Open Secrets: Essays on the Writing Life is the new collection published by the Sydney Review of Books and edited by Catriona Menzies-Pike. The following, written by Menzies-Pike, is from the book’s introduction.

The first myth about literary work in Australia is that writers don’t actually do much of it. Debauched, unworldly, undeserving, lavished with more public money than they deserve – they enjoy a sinecure funded by taxpayers, for which privilege they are asked little in return. Read, write, lounge, scrounge. The second myth is that to be a writer is to have answered a divine call. If writing is a vocation, it’s hardly work. Do what you love and you’ll never work a day in your life. Bit rich to expect to get paid. Yet the reckless bon vivant and the worthy ascetic actually have few living counterparts in the corps of contemporary Australian literature. Most Australian writers don’t get paid much for their work, not by publishers, not by readers, not by the government – which is hardly to say that they shouldn’t. 

So how – and why – does the work get done in a world that measures value in dollars and widgets and accords so little to literature? How are writers made? And how is writing made? These were the prompts the Sydney Review of Books issued to all kinds of writers, to the essayists and critics who are frequent contributors to the journal, and to poets, novelists and experimental writers.

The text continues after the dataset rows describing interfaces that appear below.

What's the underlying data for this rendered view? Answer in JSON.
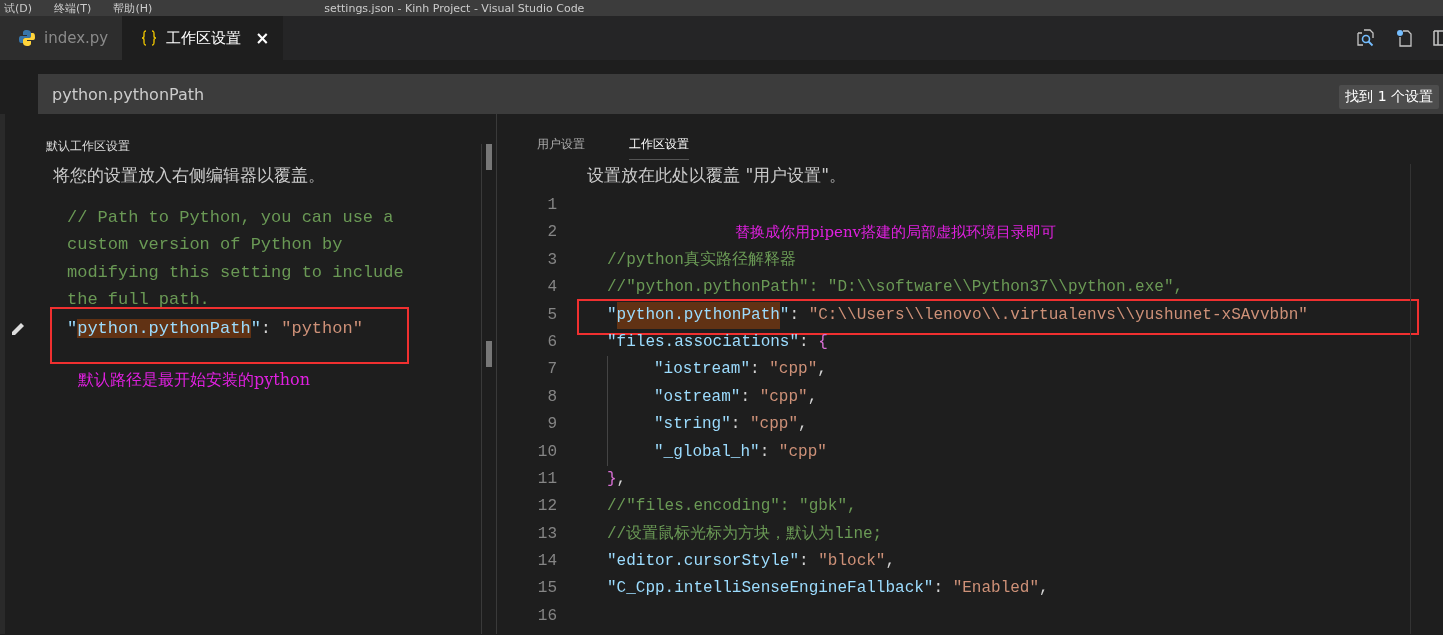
{
  "title_bar": {
    "menus": [
      "试(D)",
      "终端(T)",
      "帮助(H)"
    ],
    "title": "settings.json - Kinh Project - Visual Studio Code"
  },
  "tabs": [
    {
      "label": "index.py",
      "selected": false
    },
    {
      "label": "工作区设置",
      "selected": true,
      "close": "×"
    }
  ],
  "search": {
    "value": "python.pythonPath",
    "result": "找到 1 个设置"
  },
  "default_panel": {
    "header": "默认工作区设置",
    "description": "将您的设置放入右侧编辑器以覆盖。",
    "comment_lines": [
      "// Path to Python, you can use a",
      "custom version of Python by",
      "modifying this setting to include",
      "the full path."
    ],
    "setting": {
      "boxed": true,
      "tokens": [
        {
          "kind": "key",
          "text": "\""
        },
        {
          "kind": "key",
          "text": "python.pythonPath",
          "highlighted": true
        },
        {
          "kind": "key",
          "text": "\""
        },
        {
          "kind": "punct",
          "text": ": "
        },
        {
          "kind": "string",
          "text": "\"python\""
        }
      ]
    },
    "note": "默认路径是最开始安装的python"
  },
  "editor": {
    "tabs": [
      {
        "label": "用户设置",
        "selected": false
      },
      {
        "label": "工作区设置",
        "selected": true
      }
    ],
    "description": "设置放在此处以覆盖 \"用户设置\"。",
    "lines": [
      {
        "number": "1"
      },
      {
        "number": "2",
        "tokens": [
          {
            "kind": "note",
            "text": "替换成你用pipenv搭建的局部虚拟环境目录即可"
          }
        ]
      },
      {
        "number": "3",
        "tokens": [
          {
            "kind": "comment",
            "text": "//python真实路径解释器"
          }
        ]
      },
      {
        "number": "4",
        "tokens": [
          {
            "kind": "comment",
            "text": "//\"python.pythonPath\": \"D:\\\\software\\\\Python37\\\\python.exe\","
          }
        ]
      },
      {
        "number": "5",
        "boxed": true,
        "tokens": [
          {
            "kind": "key",
            "text": "\""
          },
          {
            "kind": "key",
            "text": "python.pythonPath",
            "highlighted": true
          },
          {
            "kind": "key",
            "text": "\""
          },
          {
            "kind": "punct",
            "text": ": "
          },
          {
            "kind": "string",
            "text": "\"C:\\\\Users\\\\lenovo\\\\.virtualenvs\\\\yushunet-xSAvvbbn\""
          }
        ]
      },
      {
        "number": "6",
        "tokens": [
          {
            "kind": "key",
            "text": "\"files.associations\""
          },
          {
            "kind": "punct",
            "text": ": "
          },
          {
            "kind": "bracket",
            "text": "{"
          }
        ],
        "children": [
          {
            "number": "7",
            "tokens": [
              {
                "kind": "key",
                "text": "\"iostream\""
              },
              {
                "kind": "punct",
                "text": ": "
              },
              {
                "kind": "string",
                "text": "\"cpp\""
              },
              {
                "kind": "punct",
                "text": ","
              }
            ]
          },
          {
            "number": "8",
            "tokens": [
              {
                "kind": "key",
                "text": "\"ostream\""
              },
              {
                "kind": "punct",
                "text": ": "
              },
              {
                "kind": "string",
                "text": "\"cpp\""
              },
              {
                "kind": "punct",
                "text": ","
              }
            ]
          },
          {
            "number": "9",
            "tokens": [
              {
                "kind": "key",
                "text": "\"string\""
              },
              {
                "kind": "punct",
                "text": ": "
              },
              {
                "kind": "string",
                "text": "\"cpp\""
              },
              {
                "kind": "punct",
                "text": ","
              }
            ]
          },
          {
            "number": "10",
            "tokens": [
              {
                "kind": "key",
                "text": "\"_global_h\""
              },
              {
                "kind": "punct",
                "text": ": "
              },
              {
                "kind": "string",
                "text": "\"cpp\""
              }
            ]
          }
        ]
      },
      {
        "number": "11",
        "tokens": [
          {
            "kind": "bracket",
            "text": "}"
          },
          {
            "kind": "punct",
            "text": ","
          }
        ]
      },
      {
        "number": "12",
        "tokens": [
          {
            "kind": "comment",
            "text": "//\"files.encoding\": \"gbk\","
          }
        ]
      },
      {
        "number": "13",
        "tokens": [
          {
            "kind": "comment",
            "text": "//设置鼠标光标为方块，默认为line;"
          }
        ]
      },
      {
        "number": "14",
        "tokens": [
          {
            "kind": "key",
            "text": "\"editor.cursorStyle\""
          },
          {
            "kind": "punct",
            "text": ": "
          },
          {
            "kind": "string",
            "text": "\"block\""
          },
          {
            "kind": "punct",
            "text": ","
          }
        ]
      },
      {
        "number": "15",
        "tokens": [
          {
            "kind": "key",
            "text": "\"C_Cpp.intelliSenseEngineFallback\""
          },
          {
            "kind": "punct",
            "text": ": "
          },
          {
            "kind": "string",
            "text": "\"Enabled\""
          },
          {
            "kind": "punct",
            "text": ","
          }
        ]
      },
      {
        "number": "16"
      }
    ]
  }
}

We sought essays that charted writing as a form of creative labour, and found ourselves with a large and eclectic set of works that deliver new insights into the creation of Australian literature. 

How writers get it done is a staple of festival Q&As and magazine profiles. There are no precious morning rituals here, however, no magic tricks for aspiring writers, and little in the way of idealism. These essays document writing lives defined as much by procrastination, distraction and economic precarity as by desire and imagination, by aesthetic and intellectual commitments. Labour is at the heart of this collection: creative labour, yes, but also the day jobs, side gigs, and care work that make space for writing. The public funding available to Australian writers continues to contract, the prospects of healthy royalties from book publication are dim, and the gigs on which so many relied to pay bills, workshops, teaching, public events, have diminished in number. There’s nothing in Open Secrets that conflicts with the regular reports from the Australian Society of Authors about the sinking financial returns of literary work. Many of the essays in this book, especially those authored during the Covid shutdowns in 2020 and 2021, are characterised by a discernible weariness. 

Is it worth it? For readers, the work is the reward. As you’ll discover, these essays are funny and intelligent and they quiver with joy and determination. For the writers gathered in Open Secrets, however, the true worth of literary work is a complex question that generates often contradictory answers. Writers may work alone in their rooms, but they are also creatures of the world, and each contributor to Open Secrets thinks in surprising ways about literature; they attest to forms of value beyond the economic, to the social, political and aesthetic dimensions of literary practice. This book offers portholes into the places where writing happens and portals to the new worlds and ways of living it might create. These essays bear witness to the resilience required to commit to the writing life – and to the vital transformative possibilities of literature, for writers, for readers and our culture.